Select a type of clematis that grows well in containers such as Sugar Candy, Madame Julia Correvon, Niobe or Snow Queen. The professionals at your local nursery can guide you in your selection.
Plant the rootball of your clematis plant in the center of the container and fill in over and around it with more potting soil, up to 3 inches from the top of the planter. Clematis roots like to remain cool, so make sure that the root ball is about 5 inches beneath the soil line in your planter.
Add the support pillar or teepee shaped structure to the inside edges of the container. If your clematis is very young, you may only need a small structure until it begins to grow. When your plant is long enough, wrap it around the support structure to help it get started. As it grows, continue to wrap the plant around the support.
Add a 2-inch layer of organic mulch to help the roots stay cool. Water the clematis well and place it in an area of your home that receives at least six hours of sun each day. You can substitute artificial grow lights for sunshine, just make sure that your plant receives enough light or the clematis will not bloom.
Water your clematis heavily during the spring and summer, keeping the soil moist. During the winter, do not water as much, just enough to keep the plant from drying out.
Fertilize your clematis with water soluble fertilizer in the spring every third watering, until the buds appear. Stop fertilizing until the flowering stops, and begin again through late summer.
Prune your clematis based on the recommendations of the particular pruning group your cultivar belongs to. Group One clematis require removing all of the dead and dying stems after the blooming period, Group Two needs very little pruning, just remove the dead wood as needed, and Group Three requires that the plant be pruned down to the ground at the end of winter or beginning of spring.

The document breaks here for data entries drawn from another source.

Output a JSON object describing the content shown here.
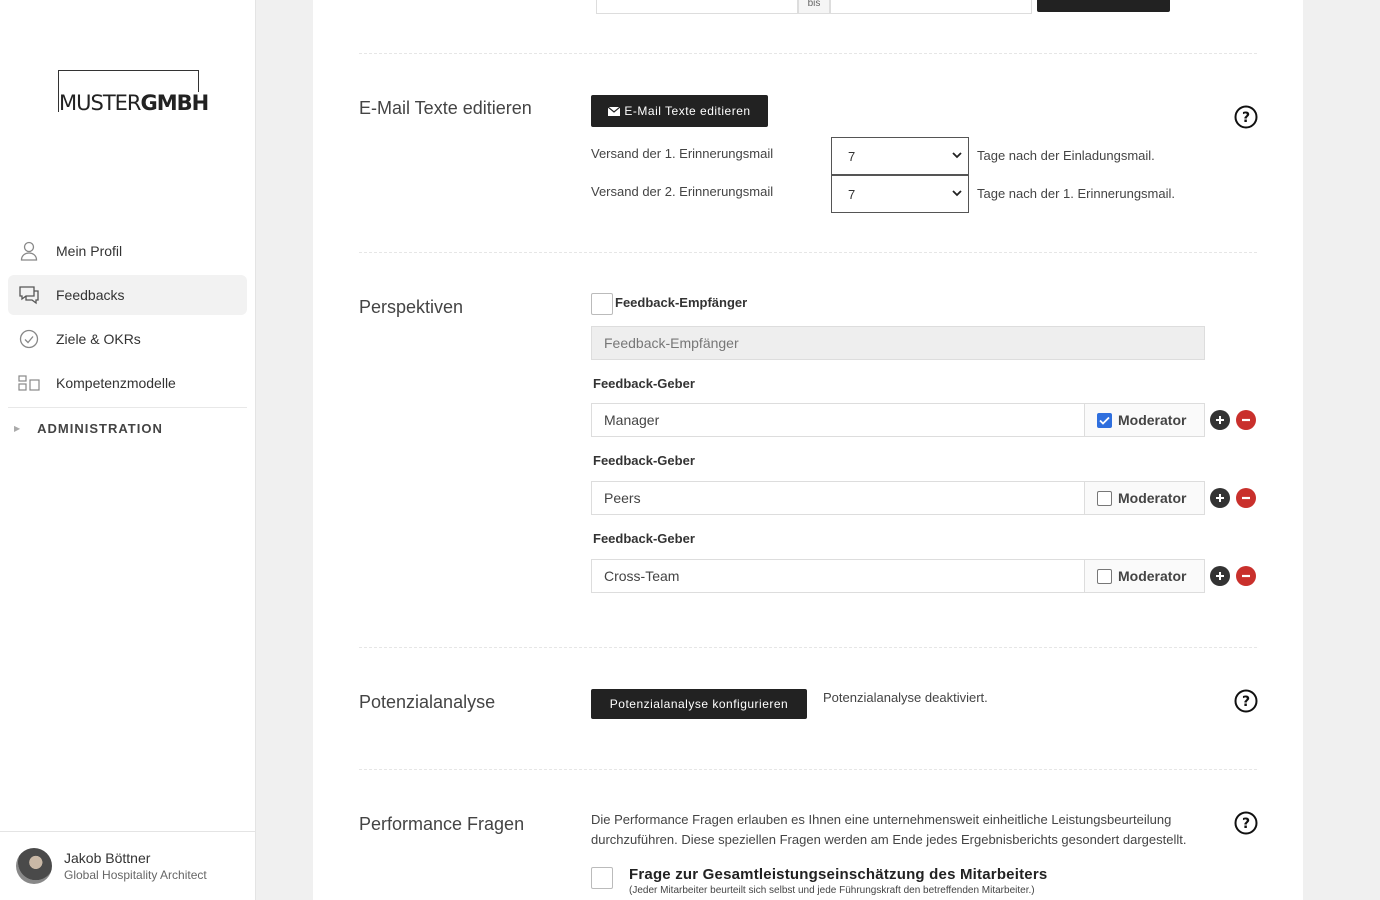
{
  "brand": {
    "logo_light": "MUSTER",
    "logo_bold": "GMBH"
  },
  "nav": {
    "items": [
      {
        "label": "Mein Profil",
        "icon": "person-icon"
      },
      {
        "label": "Feedbacks",
        "icon": "chat-bubbles-icon"
      },
      {
        "label": "Ziele & OKRs",
        "icon": "check-circle-icon"
      },
      {
        "label": "Kompetenzmodelle",
        "icon": "model-blocks-icon"
      }
    ],
    "admin": "ADMINISTRATION"
  },
  "user": {
    "name": "Jakob Böttner",
    "role": "Global Hospitality Architect"
  },
  "top": {
    "range_sep": "bis"
  },
  "email": {
    "title": "E-Mail Texte editieren",
    "button": "E-Mail Texte editieren",
    "reminder1_label": "Versand der 1. Erinnerungsmail",
    "reminder1_value": "7",
    "reminder1_suffix": "Tage nach der Einladungsmail.",
    "reminder2_label": "Versand der 2. Erinnerungsmail",
    "reminder2_value": "7",
    "reminder2_suffix": "Tage nach der 1. Erinnerungsmail."
  },
  "perspectives": {
    "title": "Perspektiven",
    "receiver_label": "Feedback-Empfänger",
    "receiver_placeholder": "Feedback-Empfänger",
    "giver_label": "Feedback-Geber",
    "moderator_label": "Moderator",
    "givers": [
      {
        "value": "Manager",
        "moderator": true
      },
      {
        "value": "Peers",
        "moderator": false
      },
      {
        "value": "Cross-Team",
        "moderator": false
      }
    ]
  },
  "potential": {
    "title": "Potenzialanalyse",
    "button": "Potenzialanalyse konfigurieren",
    "status": "Potenzialanalyse deaktiviert."
  },
  "performance": {
    "title": "Performance Fragen",
    "description": "Die Performance Fragen erlauben es Ihnen eine unternehmensweit einheitliche Leistungsbeurteilung durchzuführen. Diese speziellen Fragen werden am Ende jedes Ergebnisberichts gesondert dargestellt.",
    "question": "Frage zur Gesamtleistungseinschätzung des Mitarbeiters",
    "question_note": "(Jeder Mitarbeiter beurteilt sich selbst und jede Führungskraft den betreffenden Mitarbeiter.)"
  },
  "colors": {
    "dark_button": "#222222",
    "accent_blue": "#2f6fde",
    "remove_red": "#c9302c"
  }
}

Below is the list of essential tools needed to prune any of the three clematis groups. Regular annual pruning helps reduce size and encourage a healthy growth habit and blossoms. The following links help narrow down the top-recommended products that are also available on Amazon: